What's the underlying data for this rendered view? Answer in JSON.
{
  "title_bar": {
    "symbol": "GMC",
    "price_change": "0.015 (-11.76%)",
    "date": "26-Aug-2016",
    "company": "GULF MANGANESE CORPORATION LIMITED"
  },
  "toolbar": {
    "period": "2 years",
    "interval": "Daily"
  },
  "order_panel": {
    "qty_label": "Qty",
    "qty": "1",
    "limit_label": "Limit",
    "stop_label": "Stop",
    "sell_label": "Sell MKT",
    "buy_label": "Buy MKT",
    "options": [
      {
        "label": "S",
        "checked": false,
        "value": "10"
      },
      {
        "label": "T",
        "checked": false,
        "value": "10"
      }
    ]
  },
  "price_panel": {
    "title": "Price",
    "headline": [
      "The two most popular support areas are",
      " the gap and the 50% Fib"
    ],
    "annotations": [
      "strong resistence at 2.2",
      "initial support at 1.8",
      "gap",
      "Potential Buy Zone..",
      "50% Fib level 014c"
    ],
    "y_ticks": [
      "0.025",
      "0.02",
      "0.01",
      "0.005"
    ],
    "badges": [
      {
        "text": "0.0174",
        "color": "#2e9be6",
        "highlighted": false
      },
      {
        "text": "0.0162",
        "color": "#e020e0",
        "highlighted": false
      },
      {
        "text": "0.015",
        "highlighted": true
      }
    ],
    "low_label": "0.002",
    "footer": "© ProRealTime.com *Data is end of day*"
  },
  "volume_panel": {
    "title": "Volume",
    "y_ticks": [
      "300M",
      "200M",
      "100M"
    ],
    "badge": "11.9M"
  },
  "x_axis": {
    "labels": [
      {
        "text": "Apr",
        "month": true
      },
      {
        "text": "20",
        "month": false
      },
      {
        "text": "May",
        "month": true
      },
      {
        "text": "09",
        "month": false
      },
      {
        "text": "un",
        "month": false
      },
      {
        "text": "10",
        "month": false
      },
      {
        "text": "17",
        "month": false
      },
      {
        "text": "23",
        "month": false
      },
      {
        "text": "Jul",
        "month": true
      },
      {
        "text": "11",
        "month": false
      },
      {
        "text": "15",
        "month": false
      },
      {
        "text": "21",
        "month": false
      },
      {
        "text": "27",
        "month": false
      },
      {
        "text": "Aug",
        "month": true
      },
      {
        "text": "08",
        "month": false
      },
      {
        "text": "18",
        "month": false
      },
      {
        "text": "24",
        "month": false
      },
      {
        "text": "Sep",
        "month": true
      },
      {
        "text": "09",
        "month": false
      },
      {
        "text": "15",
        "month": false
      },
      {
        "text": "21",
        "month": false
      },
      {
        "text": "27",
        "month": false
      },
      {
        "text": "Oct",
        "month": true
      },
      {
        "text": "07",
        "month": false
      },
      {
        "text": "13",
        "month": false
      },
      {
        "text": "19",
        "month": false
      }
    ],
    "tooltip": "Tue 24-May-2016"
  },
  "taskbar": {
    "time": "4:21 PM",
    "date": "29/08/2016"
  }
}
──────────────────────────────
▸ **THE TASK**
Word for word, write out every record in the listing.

▸ **RESPONSE BOX**
What's the underlying data for this rendered view? Answer in JSON.
{
  "title_bar": {
    "symbol": "GMC",
    "price_change": "0.015 (-11.76%)",
    "date": "26-Aug-2016",
    "company": "GULF MANGANESE CORPORATION LIMITED"
  },
  "toolbar": {
    "period": "2 years",
    "interval": "Daily"
  },
  "order_panel": {
    "qty_label": "Qty",
    "qty": "1",
    "limit_label": "Limit",
    "stop_label": "Stop",
    "sell_label": "Sell MKT",
    "buy_label": "Buy MKT",
    "options": [
      {
        "label": "S",
        "checked": false,
        "value": "10"
      },
      {
        "label": "T",
        "checked": false,
        "value": "10"
      }
    ]
  },
  "price_panel": {
    "title": "Price",
    "headline": [
      "The two most popular support areas are",
      " the gap and the 50% Fib"
    ],
    "annotations": [
      "strong resistence at 2.2",
      "initial support at 1.8",
      "gap",
      "Potential Buy Zone..",
      "50% Fib level 014c"
    ],
    "y_ticks": [
      "0.025",
      "0.02",
      "0.01",
      "0.005"
    ],
    "badges": [
      {
        "text": "0.0174",
        "color": "#2e9be6",
        "highlighted": false
      },
      {
        "text": "0.0162",
        "color": "#e020e0",
        "highlighted": false
      },
      {
        "text": "0.015",
        "highlighted": true
      }
    ],
    "low_label": "0.002",
    "footer": "© ProRealTime.com *Data is end of day*"
  },
  "volume_panel": {
    "title": "Volume",
    "y_ticks": [
      "300M",
      "200M",
      "100M"
    ],
    "badge": "11.9M"
  },
  "x_axis": {
    "labels": [
      {
        "text": "Apr",
        "month": true
      },
      {
        "text": "20",
        "month": false
      },
      {
        "text": "May",
        "month": true
      },
      {
        "text": "09",
        "month": false
      },
      {
        "text": "un",
        "month": false
      },
      {
        "text": "10",
        "month": false
      },
      {
        "text": "17",
        "month": false
      },
      {
        "text": "23",
        "month": false
      },
      {
        "text": "Jul",
        "month": true
      },
      {
        "text": "11",
        "month": false
      },
      {
        "text": "15",
        "month": false
      },
      {
        "text": "21",
        "month": false
      },
      {
        "text": "27",
        "month": false
      },
      {
        "text": "Aug",
        "month": true
      },
      {
        "text": "08",
        "month": false
      },
      {
        "text": "18",
        "month": false
      },
      {
        "text": "24",
        "month": false
      },
      {
        "text": "Sep",
        "month": true
      },
      {
        "text": "09",
        "month": false
      },
      {
        "text": "15",
        "month": false
      },
      {
        "text": "21",
        "month": false
      },
      {
        "text": "27",
        "month": false
      },
      {
        "text": "Oct",
        "month": true
      },
      {
        "text": "07",
        "month": false
      },
      {
        "text": "13",
        "month": false
      },
      {
        "text": "19",
        "month": false
      }
    ],
    "tooltip": "Tue 24-May-2016"
  },
  "taskbar": {
    "time": "4:21 PM",
    "date": "29/08/2016"
  }
}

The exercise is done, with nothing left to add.